• _Task inputs_
————
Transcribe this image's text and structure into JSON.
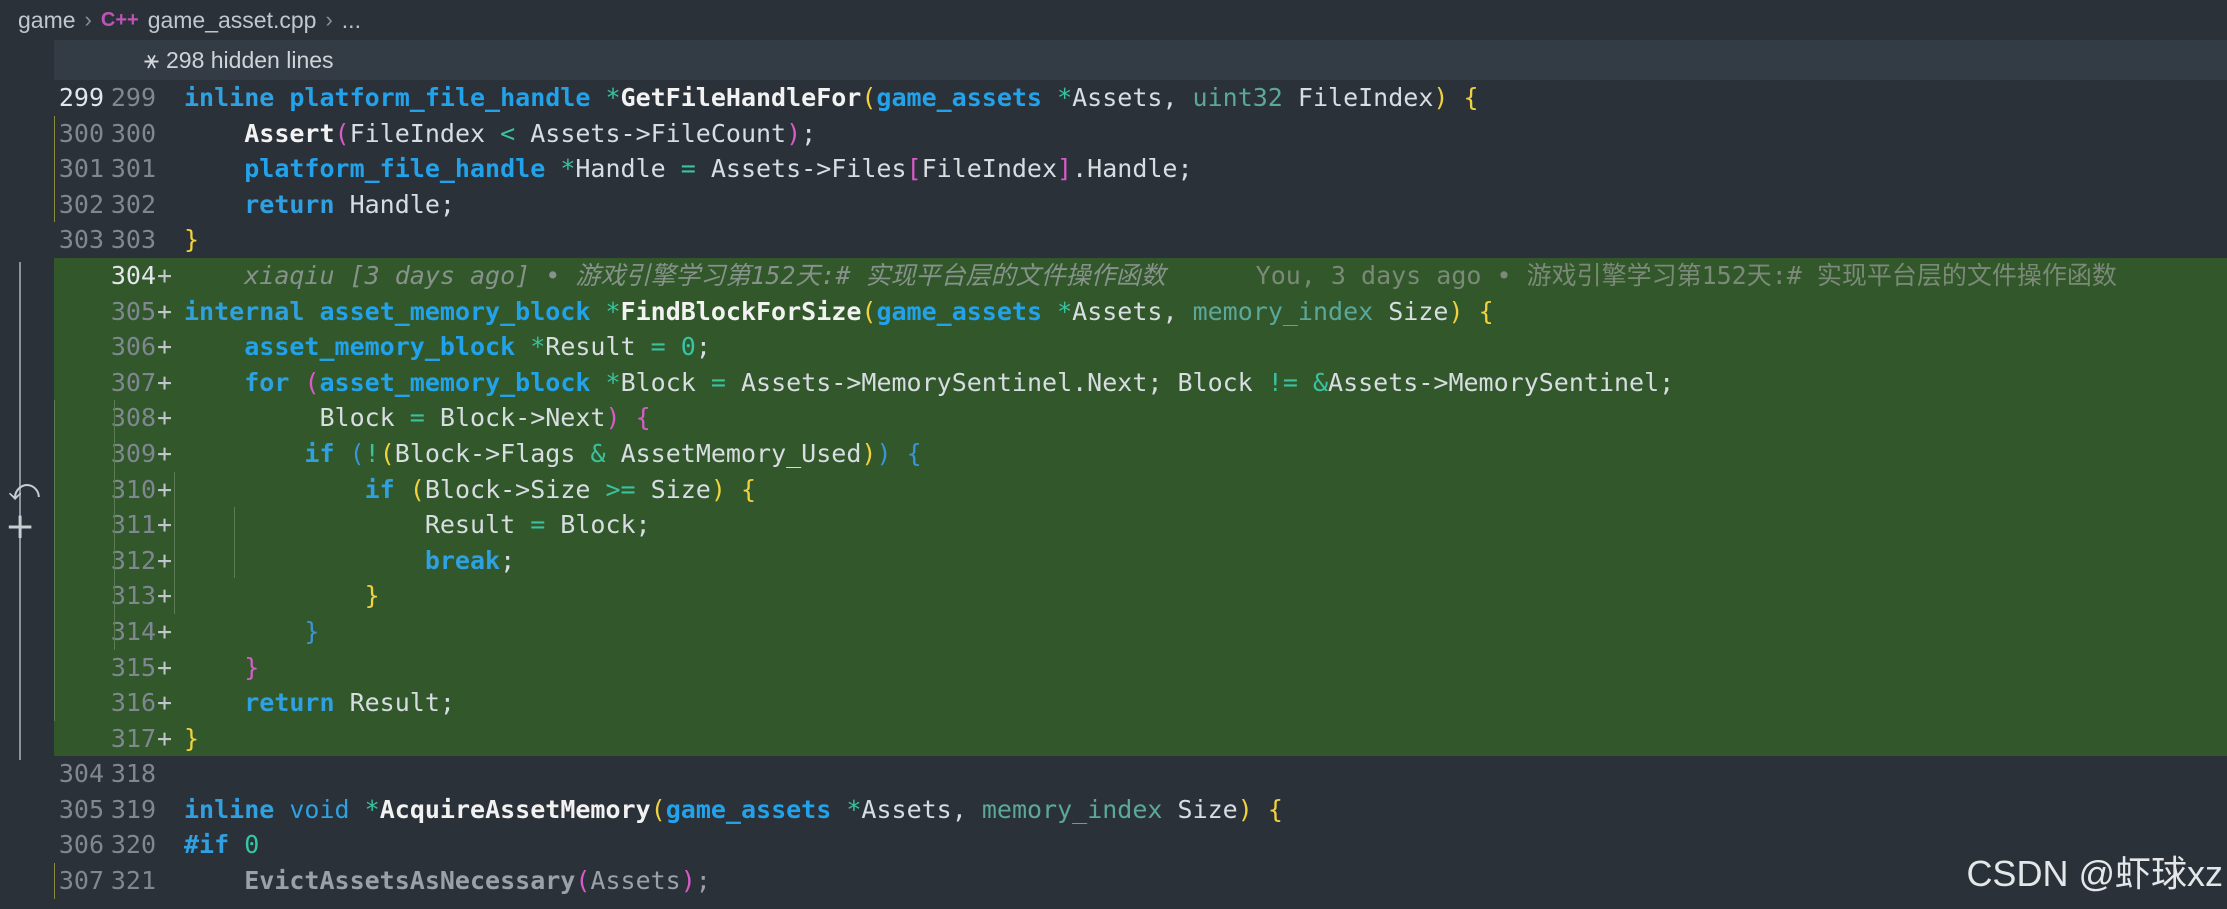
{
  "breadcrumb": {
    "root": "game",
    "lang_icon": "C++",
    "file": "game_asset.cpp",
    "more": "..."
  },
  "hidden": {
    "icon": "unfold-icon",
    "label": "298 hidden lines"
  },
  "blame": {
    "author_line": "xiaqiu [3 days ago] • 游戏引擎学习第152天:# 实现平台层的文件操作函数",
    "inline": "You, 3 days ago • 游戏引擎学习第152天:# 实现平台层的文件操作函数"
  },
  "watermark": "CSDN @虾球xz",
  "colors": {
    "added_bg": "#31572b",
    "editor_bg": "#2b3138",
    "keyword": "#2fa0e0"
  },
  "lines": [
    {
      "old": "299",
      "new": "299",
      "marker": ""
    },
    {
      "old": "300",
      "new": "300",
      "marker": ""
    },
    {
      "old": "301",
      "new": "301",
      "marker": ""
    },
    {
      "old": "302",
      "new": "302",
      "marker": ""
    },
    {
      "old": "303",
      "new": "303",
      "marker": ""
    },
    {
      "old": "",
      "new": "304",
      "marker": "+"
    },
    {
      "old": "",
      "new": "305",
      "marker": "+"
    },
    {
      "old": "",
      "new": "306",
      "marker": "+"
    },
    {
      "old": "",
      "new": "307",
      "marker": "+"
    },
    {
      "old": "",
      "new": "308",
      "marker": "+"
    },
    {
      "old": "",
      "new": "309",
      "marker": "+"
    },
    {
      "old": "",
      "new": "310",
      "marker": "+"
    },
    {
      "old": "",
      "new": "311",
      "marker": "+"
    },
    {
      "old": "",
      "new": "312",
      "marker": "+"
    },
    {
      "old": "",
      "new": "313",
      "marker": "+"
    },
    {
      "old": "",
      "new": "314",
      "marker": "+"
    },
    {
      "old": "",
      "new": "315",
      "marker": "+"
    },
    {
      "old": "",
      "new": "316",
      "marker": "+"
    },
    {
      "old": "",
      "new": "317",
      "marker": "+"
    },
    {
      "old": "304",
      "new": "318",
      "marker": ""
    },
    {
      "old": "305",
      "new": "319",
      "marker": ""
    },
    {
      "old": "306",
      "new": "320",
      "marker": ""
    },
    {
      "old": "307",
      "new": "321",
      "marker": ""
    }
  ],
  "code": {
    "l299": {
      "kw": "inline",
      "t1": "platform_file_handle",
      "star": "*",
      "fn": "GetFileHandleFor",
      "p1": "(",
      "t2": "game_assets",
      "star2": "*",
      "a1": "Assets, ",
      "t3": "uint32",
      "a2": " FileIndex",
      "p2": ")",
      "br": "{"
    },
    "l300": {
      "fn": "Assert",
      "p1": "(",
      "a": "FileIndex ",
      "op": "<",
      "b": " Assets->FileCount",
      "p2": ")",
      "end": ";"
    },
    "l301": {
      "t": "platform_file_handle",
      "star": "*",
      "a": "Handle ",
      "eq": "=",
      "b": " Assets->Files",
      "bk1": "[",
      "c": "FileIndex",
      "bk2": "]",
      "d": ".Handle;"
    },
    "l302": {
      "kw": "return",
      "a": " Handle;"
    },
    "l303": {
      "br": "}"
    },
    "l305": {
      "kw": "internal",
      "t": "asset_memory_block",
      "star": "*",
      "fn": "FindBlockForSize",
      "p1": "(",
      "t2": "game_assets",
      "star2": "*",
      "a": "Assets, ",
      "t3": "memory_index",
      "b": " Size",
      "p2": ")",
      "br": "{"
    },
    "l306": {
      "t": "asset_memory_block",
      "star": "*",
      "a": "Result ",
      "eq": "=",
      "num": "0",
      "end": ";"
    },
    "l307": {
      "kw": "for",
      "p1": "(",
      "t": "asset_memory_block",
      "star": "*",
      "a": "Block ",
      "eq": "=",
      "b": " Assets->MemorySentinel.Next; Block ",
      "ne": "!=",
      "amp": "&",
      "c": "Assets->MemorySentinel;"
    },
    "l308": {
      "a": "Block ",
      "eq": "=",
      "b": " Block->Next",
      "p2": ")",
      "br": "{"
    },
    "l309": {
      "kw": "if",
      "p1": "(",
      "not": "!",
      "p3": "(",
      "a": "Block->Flags ",
      "amp": "&",
      "b": " AssetMemory_Used",
      "p4": ")",
      "p2": ")",
      "br": "{"
    },
    "l310": {
      "kw": "if",
      "p1": "(",
      "a": "Block->Size ",
      "ge": ">=",
      "b": " Size",
      "p2": ")",
      "br": "{"
    },
    "l311": {
      "a": "Result ",
      "eq": "=",
      "b": " Block;"
    },
    "l312": {
      "kw": "break",
      "end": ";"
    },
    "l313": {
      "br": "}"
    },
    "l314": {
      "br": "}"
    },
    "l315": {
      "br": "}"
    },
    "l316": {
      "kw": "return",
      "a": " Result;"
    },
    "l317": {
      "br": "}"
    },
    "l318": {},
    "l319": {
      "kw": "inline",
      "t1": "void",
      "star": "*",
      "fn": "AcquireAssetMemory",
      "p1": "(",
      "t2": "game_assets",
      "star2": "*",
      "a": "Assets, ",
      "t3": "memory_index",
      "b": " Size",
      "p2": ")",
      "br": "{"
    },
    "l320": {
      "pp": "#if",
      "num": "0"
    },
    "l321": {
      "fn": "EvictAssetsAsNecessary",
      "p1": "(",
      "a": "Assets",
      "p2": ")",
      "end": ";"
    }
  }
}
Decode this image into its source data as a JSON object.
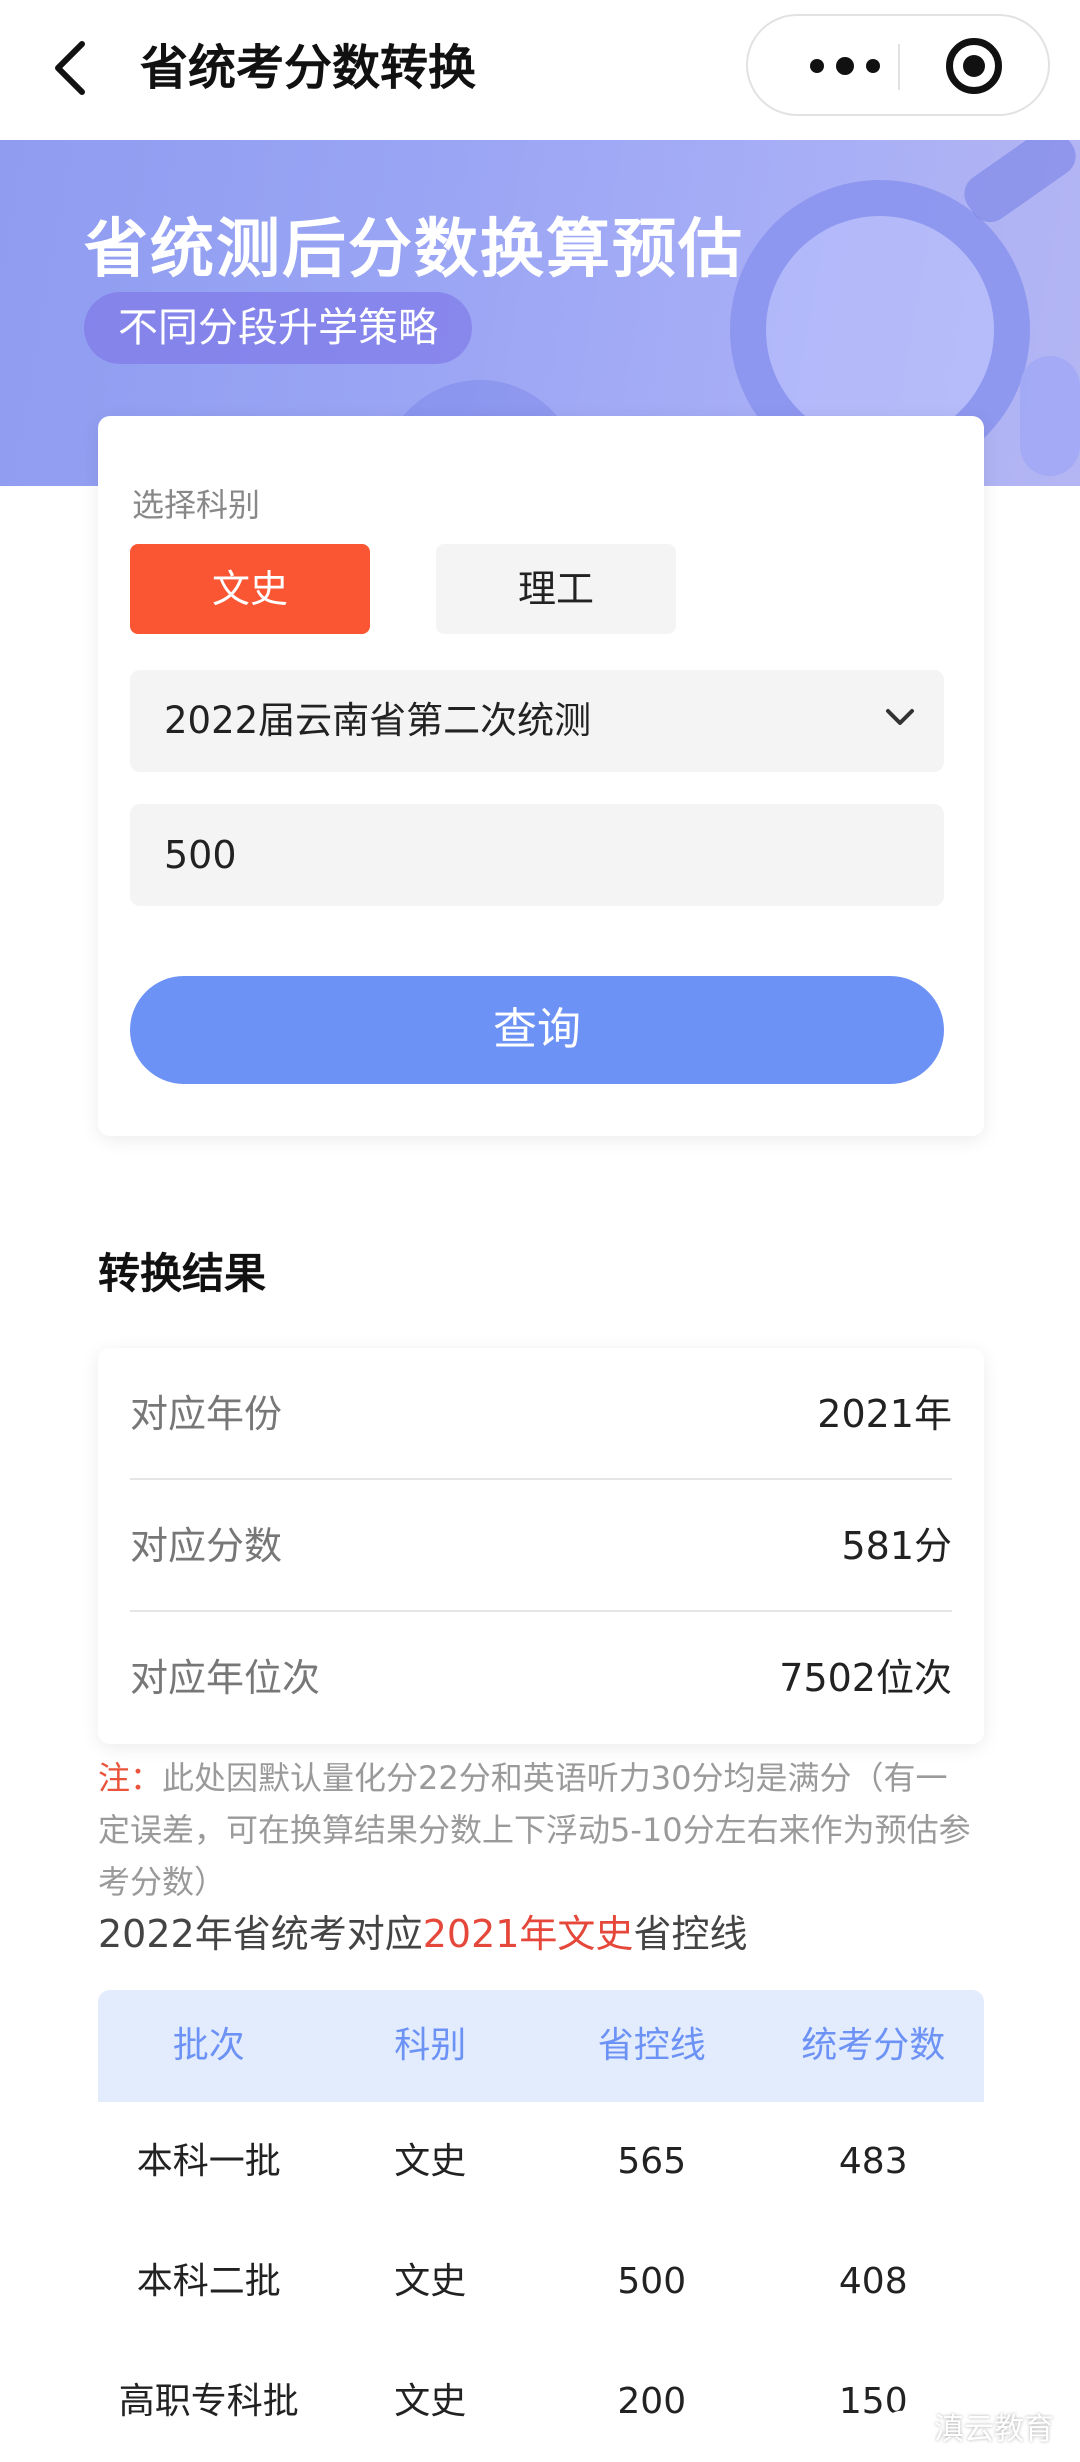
{
  "navbar": {
    "title": "省统考分数转换"
  },
  "banner": {
    "title": "省统测后分数换算预估",
    "tag": "不同分段升学策略"
  },
  "form": {
    "label": "选择科别",
    "subjects": [
      "文史",
      "理工"
    ],
    "selected_subject": "文史",
    "exam_select": "2022届云南省第二次统测",
    "score_value": "500",
    "query_label": "查询"
  },
  "result": {
    "title": "转换结果",
    "rows": [
      {
        "key": "对应年份",
        "value": "2021年"
      },
      {
        "key": "对应分数",
        "value": "581分"
      },
      {
        "key": "对应年位次",
        "value": "7502位次"
      }
    ]
  },
  "note": {
    "label": "注：",
    "text": "此处因默认量化分22分和英语听力30分均是满分（有一定误差，可在换算结果分数上下浮动5-10分左右来作为预估参考分数）"
  },
  "subtitle": {
    "prefix": "2022年省统考对应",
    "highlight": "2021年文史",
    "suffix": "省控线"
  },
  "table": {
    "headers": [
      "批次",
      "科别",
      "省控线",
      "统考分数"
    ],
    "rows": [
      [
        "本科一批",
        "文史",
        "565",
        "483"
      ],
      [
        "本科二批",
        "文史",
        "500",
        "408"
      ],
      [
        "高职专科批",
        "文史",
        "200",
        "150"
      ]
    ]
  },
  "watermark": {
    "text": "滇云教育"
  },
  "colors": {
    "accent": "#6d92f6",
    "selected": "#fa5633",
    "highlight": "#e5473a"
  }
}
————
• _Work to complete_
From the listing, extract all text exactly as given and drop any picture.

• _Exercise solution_
Transcribe this image's text and structure into JSON.
{
  "breadcrumb": {
    "root": "game",
    "lang_icon": "C++",
    "file": "game_asset.cpp",
    "more": "..."
  },
  "hidden": {
    "icon": "unfold-icon",
    "label": "298 hidden lines"
  },
  "blame": {
    "author_line": "xiaqiu [3 days ago] • 游戏引擎学习第152天:# 实现平台层的文件操作函数",
    "inline": "You, 3 days ago • 游戏引擎学习第152天:# 实现平台层的文件操作函数"
  },
  "watermark": "CSDN @虾球xz",
  "colors": {
    "added_bg": "#31572b",
    "editor_bg": "#2b3138",
    "keyword": "#2fa0e0"
  },
  "lines": [
    {
      "old": "299",
      "new": "299",
      "marker": ""
    },
    {
      "old": "300",
      "new": "300",
      "marker": ""
    },
    {
      "old": "301",
      "new": "301",
      "marker": ""
    },
    {
      "old": "302",
      "new": "302",
      "marker": ""
    },
    {
      "old": "303",
      "new": "303",
      "marker": ""
    },
    {
      "old": "",
      "new": "304",
      "marker": "+"
    },
    {
      "old": "",
      "new": "305",
      "marker": "+"
    },
    {
      "old": "",
      "new": "306",
      "marker": "+"
    },
    {
      "old": "",
      "new": "307",
      "marker": "+"
    },
    {
      "old": "",
      "new": "308",
      "marker": "+"
    },
    {
      "old": "",
      "new": "309",
      "marker": "+"
    },
    {
      "old": "",
      "new": "310",
      "marker": "+"
    },
    {
      "old": "",
      "new": "311",
      "marker": "+"
    },
    {
      "old": "",
      "new": "312",
      "marker": "+"
    },
    {
      "old": "",
      "new": "313",
      "marker": "+"
    },
    {
      "old": "",
      "new": "314",
      "marker": "+"
    },
    {
      "old": "",
      "new": "315",
      "marker": "+"
    },
    {
      "old": "",
      "new": "316",
      "marker": "+"
    },
    {
      "old": "",
      "new": "317",
      "marker": "+"
    },
    {
      "old": "304",
      "new": "318",
      "marker": ""
    },
    {
      "old": "305",
      "new": "319",
      "marker": ""
    },
    {
      "old": "306",
      "new": "320",
      "marker": ""
    },
    {
      "old": "307",
      "new": "321",
      "marker": ""
    }
  ],
  "code": {
    "l299": {
      "kw": "inline",
      "t1": "platform_file_handle",
      "star": "*",
      "fn": "GetFileHandleFor",
      "p1": "(",
      "t2": "game_assets",
      "star2": "*",
      "a1": "Assets, ",
      "t3": "uint32",
      "a2": " FileIndex",
      "p2": ")",
      "br": "{"
    },
    "l300": {
      "fn": "Assert",
      "p1": "(",
      "a": "FileIndex ",
      "op": "<",
      "b": " Assets->FileCount",
      "p2": ")",
      "end": ";"
    },
    "l301": {
      "t": "platform_file_handle",
      "star": "*",
      "a": "Handle ",
      "eq": "=",
      "b": " Assets->Files",
      "bk1": "[",
      "c": "FileIndex",
      "bk2": "]",
      "d": ".Handle;"
    },
    "l302": {
      "kw": "return",
      "a": " Handle;"
    },
    "l303": {
      "br": "}"
    },
    "l305": {
      "kw": "internal",
      "t": "asset_memory_block",
      "star": "*",
      "fn": "FindBlockForSize",
      "p1": "(",
      "t2": "game_assets",
      "star2": "*",
      "a": "Assets, ",
      "t3": "memory_index",
      "b": " Size",
      "p2": ")",
      "br": "{"
    },
    "l306": {
      "t": "asset_memory_block",
      "star": "*",
      "a": "Result ",
      "eq": "=",
      "num": "0",
      "end": ";"
    },
    "l307": {
      "kw": "for",
      "p1": "(",
      "t": "asset_memory_block",
      "star": "*",
      "a": "Block ",
      "eq": "=",
      "b": " Assets->MemorySentinel.Next; Block ",
      "ne": "!=",
      "amp": "&",
      "c": "Assets->MemorySentinel;"
    },
    "l308": {
      "a": "Block ",
      "eq": "=",
      "b": " Block->Next",
      "p2": ")",
      "br": "{"
    },
    "l309": {
      "kw": "if",
      "p1": "(",
      "not": "!",
      "p3": "(",
      "a": "Block->Flags ",
      "amp": "&",
      "b": " AssetMemory_Used",
      "p4": ")",
      "p2": ")",
      "br": "{"
    },
    "l310": {
      "kw": "if",
      "p1": "(",
      "a": "Block->Size ",
      "ge": ">=",
      "b": " Size",
      "p2": ")",
      "br": "{"
    },
    "l311": {
      "a": "Result ",
      "eq": "=",
      "b": " Block;"
    },
    "l312": {
      "kw": "break",
      "end": ";"
    },
    "l313": {
      "br": "}"
    },
    "l314": {
      "br": "}"
    },
    "l315": {
      "br": "}"
    },
    "l316": {
      "kw": "return",
      "a": " Result;"
    },
    "l317": {
      "br": "}"
    },
    "l318": {},
    "l319": {
      "kw": "inline",
      "t1": "void",
      "star": "*",
      "fn": "AcquireAssetMemory",
      "p1": "(",
      "t2": "game_assets",
      "star2": "*",
      "a": "Assets, ",
      "t3": "memory_index",
      "b": " Size",
      "p2": ")",
      "br": "{"
    },
    "l320": {
      "pp": "#if",
      "num": "0"
    },
    "l321": {
      "fn": "EvictAssetsAsNecessary",
      "p1": "(",
      "a": "Assets",
      "p2": ")",
      "end": ";"
    }
  }
}
Decode this image into its source data as a JSON object.
{
  "navbar": {
    "title": "省统考分数转换"
  },
  "banner": {
    "title": "省统测后分数换算预估",
    "tag": "不同分段升学策略"
  },
  "form": {
    "label": "选择科别",
    "subjects": [
      "文史",
      "理工"
    ],
    "selected_subject": "文史",
    "exam_select": "2022届云南省第二次统测",
    "score_value": "500",
    "query_label": "查询"
  },
  "result": {
    "title": "转换结果",
    "rows": [
      {
        "key": "对应年份",
        "value": "2021年"
      },
      {
        "key": "对应分数",
        "value": "581分"
      },
      {
        "key": "对应年位次",
        "value": "7502位次"
      }
    ]
  },
  "note": {
    "label": "注：",
    "text": "此处因默认量化分22分和英语听力30分均是满分（有一定误差，可在换算结果分数上下浮动5-10分左右来作为预估参考分数）"
  },
  "subtitle": {
    "prefix": "2022年省统考对应",
    "highlight": "2021年文史",
    "suffix": "省控线"
  },
  "table": {
    "headers": [
      "批次",
      "科别",
      "省控线",
      "统考分数"
    ],
    "rows": [
      [
        "本科一批",
        "文史",
        "565",
        "483"
      ],
      [
        "本科二批",
        "文史",
        "500",
        "408"
      ],
      [
        "高职专科批",
        "文史",
        "200",
        "150"
      ]
    ]
  },
  "watermark": {
    "text": "滇云教育"
  },
  "colors": {
    "accent": "#6d92f6",
    "selected": "#fa5633",
    "highlight": "#e5473a"
  }
}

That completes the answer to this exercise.